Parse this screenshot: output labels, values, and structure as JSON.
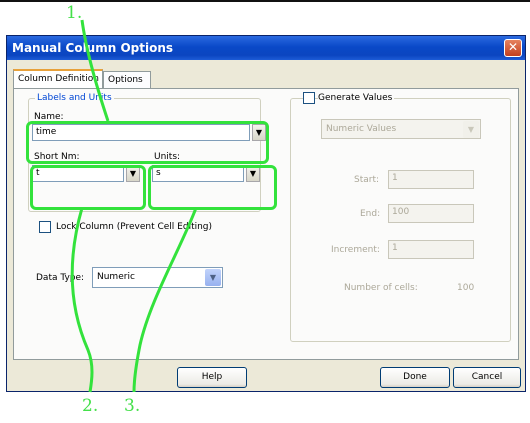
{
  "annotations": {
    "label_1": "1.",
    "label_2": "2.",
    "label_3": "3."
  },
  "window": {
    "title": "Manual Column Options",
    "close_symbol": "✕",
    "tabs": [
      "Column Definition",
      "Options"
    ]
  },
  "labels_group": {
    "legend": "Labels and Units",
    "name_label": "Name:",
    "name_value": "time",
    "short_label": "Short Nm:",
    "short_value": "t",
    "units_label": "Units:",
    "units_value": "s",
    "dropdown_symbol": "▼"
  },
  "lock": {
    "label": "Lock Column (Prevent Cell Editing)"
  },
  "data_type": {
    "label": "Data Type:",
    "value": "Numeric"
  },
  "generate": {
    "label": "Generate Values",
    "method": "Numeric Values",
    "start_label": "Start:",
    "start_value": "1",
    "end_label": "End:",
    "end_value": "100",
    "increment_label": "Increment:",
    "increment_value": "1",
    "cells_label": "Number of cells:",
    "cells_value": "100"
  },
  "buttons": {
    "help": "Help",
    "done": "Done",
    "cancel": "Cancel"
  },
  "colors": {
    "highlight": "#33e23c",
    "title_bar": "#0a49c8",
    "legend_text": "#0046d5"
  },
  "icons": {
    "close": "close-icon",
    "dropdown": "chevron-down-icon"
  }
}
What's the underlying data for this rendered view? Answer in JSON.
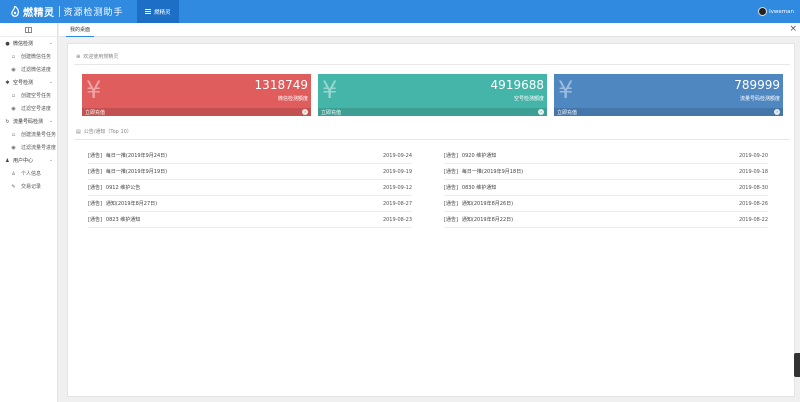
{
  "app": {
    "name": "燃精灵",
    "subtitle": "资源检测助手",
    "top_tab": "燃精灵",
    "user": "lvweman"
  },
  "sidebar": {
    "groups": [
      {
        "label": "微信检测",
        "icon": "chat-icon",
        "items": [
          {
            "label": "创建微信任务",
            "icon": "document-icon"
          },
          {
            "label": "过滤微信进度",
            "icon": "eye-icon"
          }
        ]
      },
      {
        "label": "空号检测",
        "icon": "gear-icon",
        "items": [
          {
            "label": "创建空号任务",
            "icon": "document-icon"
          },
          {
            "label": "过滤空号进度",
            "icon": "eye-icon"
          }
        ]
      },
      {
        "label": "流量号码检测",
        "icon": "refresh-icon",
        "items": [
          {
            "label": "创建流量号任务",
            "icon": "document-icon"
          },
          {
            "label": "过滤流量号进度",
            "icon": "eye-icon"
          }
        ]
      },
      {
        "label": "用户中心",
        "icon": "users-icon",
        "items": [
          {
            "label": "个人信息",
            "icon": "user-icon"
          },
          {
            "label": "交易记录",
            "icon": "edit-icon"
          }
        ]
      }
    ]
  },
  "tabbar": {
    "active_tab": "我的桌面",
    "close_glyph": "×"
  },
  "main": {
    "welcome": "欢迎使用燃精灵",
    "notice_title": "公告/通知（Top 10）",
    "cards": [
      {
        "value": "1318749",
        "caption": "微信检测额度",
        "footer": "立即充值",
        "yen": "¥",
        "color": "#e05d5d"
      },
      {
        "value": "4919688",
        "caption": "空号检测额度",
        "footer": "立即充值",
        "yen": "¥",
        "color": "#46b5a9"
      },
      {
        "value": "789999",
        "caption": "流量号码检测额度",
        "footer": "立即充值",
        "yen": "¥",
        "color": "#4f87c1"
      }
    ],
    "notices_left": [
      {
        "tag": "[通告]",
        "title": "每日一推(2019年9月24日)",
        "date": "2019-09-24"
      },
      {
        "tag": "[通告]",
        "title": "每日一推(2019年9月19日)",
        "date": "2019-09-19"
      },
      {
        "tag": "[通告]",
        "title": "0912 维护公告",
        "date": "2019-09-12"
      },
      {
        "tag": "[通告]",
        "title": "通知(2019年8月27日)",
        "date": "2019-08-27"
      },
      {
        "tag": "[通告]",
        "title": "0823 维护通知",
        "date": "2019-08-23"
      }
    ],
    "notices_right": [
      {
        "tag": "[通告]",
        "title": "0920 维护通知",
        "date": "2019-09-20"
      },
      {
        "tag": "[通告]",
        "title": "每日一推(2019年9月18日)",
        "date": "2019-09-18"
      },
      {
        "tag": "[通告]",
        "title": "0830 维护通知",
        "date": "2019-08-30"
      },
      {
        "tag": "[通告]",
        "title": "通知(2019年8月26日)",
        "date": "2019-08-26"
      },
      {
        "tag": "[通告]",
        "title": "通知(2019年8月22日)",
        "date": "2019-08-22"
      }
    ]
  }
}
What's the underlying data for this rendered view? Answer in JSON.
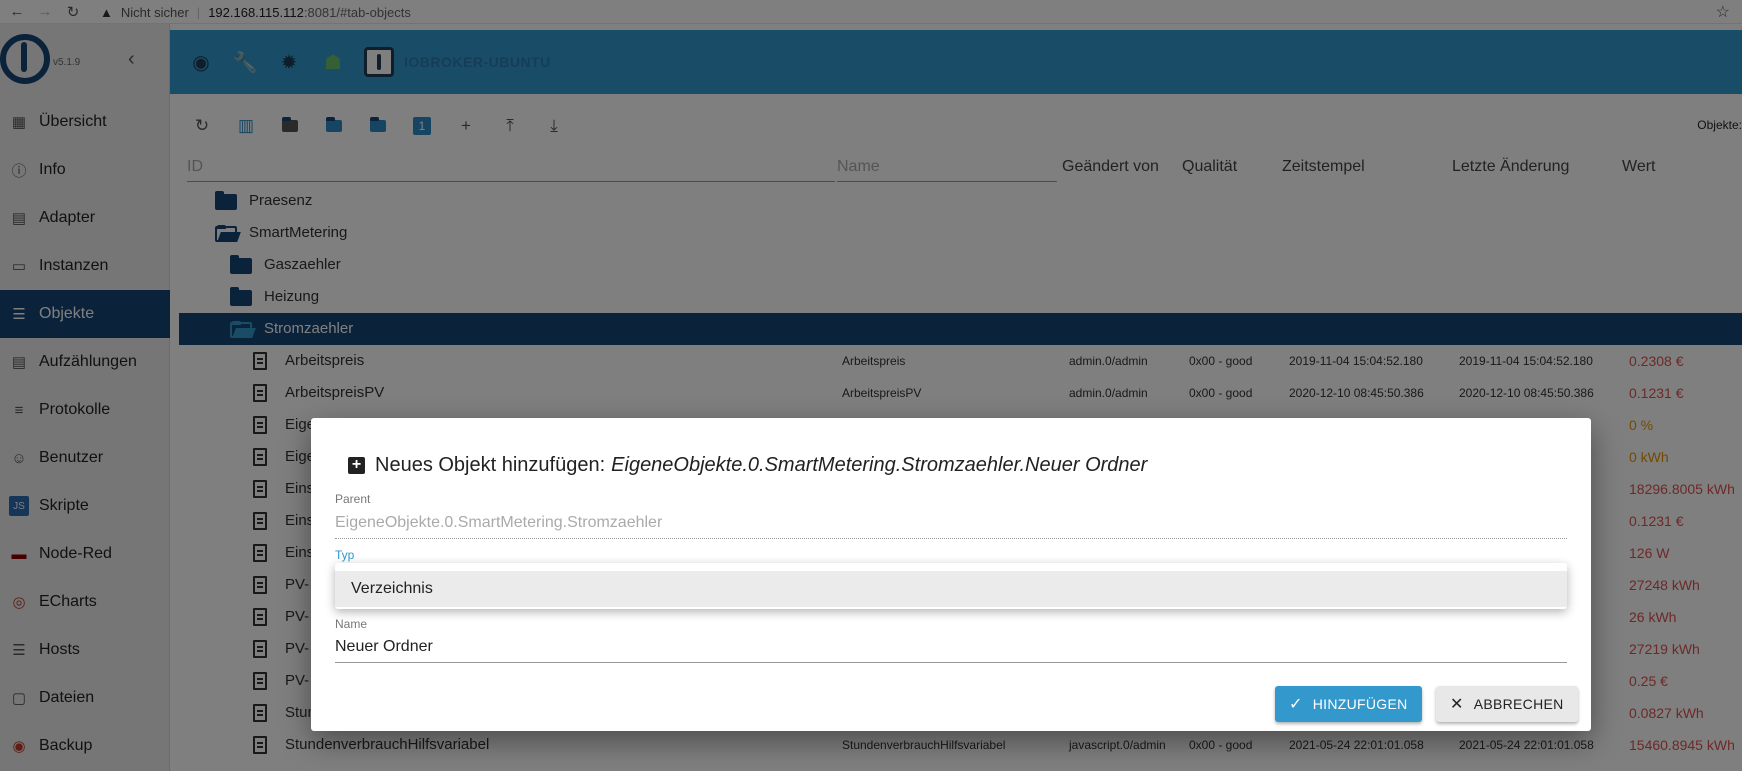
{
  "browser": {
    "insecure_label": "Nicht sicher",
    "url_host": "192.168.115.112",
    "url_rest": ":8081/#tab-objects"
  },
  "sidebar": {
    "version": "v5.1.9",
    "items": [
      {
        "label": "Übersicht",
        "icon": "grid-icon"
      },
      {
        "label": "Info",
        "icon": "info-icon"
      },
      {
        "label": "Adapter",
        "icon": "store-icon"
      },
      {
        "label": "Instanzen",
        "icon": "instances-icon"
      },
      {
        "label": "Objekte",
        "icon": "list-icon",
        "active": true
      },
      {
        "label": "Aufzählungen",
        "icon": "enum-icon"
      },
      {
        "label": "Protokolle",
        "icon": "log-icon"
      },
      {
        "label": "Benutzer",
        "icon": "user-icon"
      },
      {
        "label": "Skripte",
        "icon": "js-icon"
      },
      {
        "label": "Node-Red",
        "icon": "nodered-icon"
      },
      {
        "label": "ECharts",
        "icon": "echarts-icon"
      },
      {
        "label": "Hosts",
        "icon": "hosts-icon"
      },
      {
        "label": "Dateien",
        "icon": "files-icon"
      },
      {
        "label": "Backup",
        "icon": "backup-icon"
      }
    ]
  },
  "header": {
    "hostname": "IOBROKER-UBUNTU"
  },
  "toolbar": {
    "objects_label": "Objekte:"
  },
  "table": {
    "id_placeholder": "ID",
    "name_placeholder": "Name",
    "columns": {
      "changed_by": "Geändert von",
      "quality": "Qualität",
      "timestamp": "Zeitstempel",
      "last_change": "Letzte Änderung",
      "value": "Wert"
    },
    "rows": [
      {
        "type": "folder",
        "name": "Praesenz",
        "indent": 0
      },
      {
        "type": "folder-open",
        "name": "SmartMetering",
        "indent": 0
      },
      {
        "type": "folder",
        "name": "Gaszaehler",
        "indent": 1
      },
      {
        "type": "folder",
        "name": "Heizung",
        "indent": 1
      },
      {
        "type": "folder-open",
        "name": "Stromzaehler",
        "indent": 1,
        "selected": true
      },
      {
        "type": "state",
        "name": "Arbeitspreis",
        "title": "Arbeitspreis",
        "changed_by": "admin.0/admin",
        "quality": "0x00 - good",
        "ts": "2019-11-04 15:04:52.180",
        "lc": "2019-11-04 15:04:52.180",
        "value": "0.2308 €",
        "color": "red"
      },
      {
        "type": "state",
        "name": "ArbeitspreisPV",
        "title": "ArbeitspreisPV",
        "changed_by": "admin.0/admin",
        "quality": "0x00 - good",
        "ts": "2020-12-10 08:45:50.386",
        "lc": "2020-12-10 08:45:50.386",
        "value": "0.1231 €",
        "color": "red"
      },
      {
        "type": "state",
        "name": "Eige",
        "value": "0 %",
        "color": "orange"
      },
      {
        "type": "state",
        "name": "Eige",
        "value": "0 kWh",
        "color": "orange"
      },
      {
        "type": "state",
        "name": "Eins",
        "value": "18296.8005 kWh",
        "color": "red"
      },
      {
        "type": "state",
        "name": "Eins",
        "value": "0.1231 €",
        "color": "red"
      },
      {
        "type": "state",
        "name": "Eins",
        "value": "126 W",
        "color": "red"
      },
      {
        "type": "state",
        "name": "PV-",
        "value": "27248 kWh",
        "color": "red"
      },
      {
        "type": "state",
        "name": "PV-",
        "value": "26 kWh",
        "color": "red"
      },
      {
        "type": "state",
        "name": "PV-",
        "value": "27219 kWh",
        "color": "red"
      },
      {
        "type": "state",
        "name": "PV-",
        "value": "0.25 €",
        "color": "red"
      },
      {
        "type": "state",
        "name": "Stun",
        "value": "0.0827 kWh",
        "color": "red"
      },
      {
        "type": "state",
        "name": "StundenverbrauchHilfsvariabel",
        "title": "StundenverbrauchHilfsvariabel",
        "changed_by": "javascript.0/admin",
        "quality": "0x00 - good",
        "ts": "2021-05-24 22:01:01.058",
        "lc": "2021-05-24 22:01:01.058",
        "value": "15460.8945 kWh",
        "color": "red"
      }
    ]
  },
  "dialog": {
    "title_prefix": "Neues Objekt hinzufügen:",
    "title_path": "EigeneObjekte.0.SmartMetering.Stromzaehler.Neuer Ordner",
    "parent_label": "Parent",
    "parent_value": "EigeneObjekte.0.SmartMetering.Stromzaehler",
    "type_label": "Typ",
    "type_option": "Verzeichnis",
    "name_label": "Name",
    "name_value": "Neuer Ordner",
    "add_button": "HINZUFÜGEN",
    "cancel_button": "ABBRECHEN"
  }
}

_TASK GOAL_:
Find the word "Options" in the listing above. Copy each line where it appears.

_YOUR RESPONSE_:
    "title": "Manual Column Options",
      "Options"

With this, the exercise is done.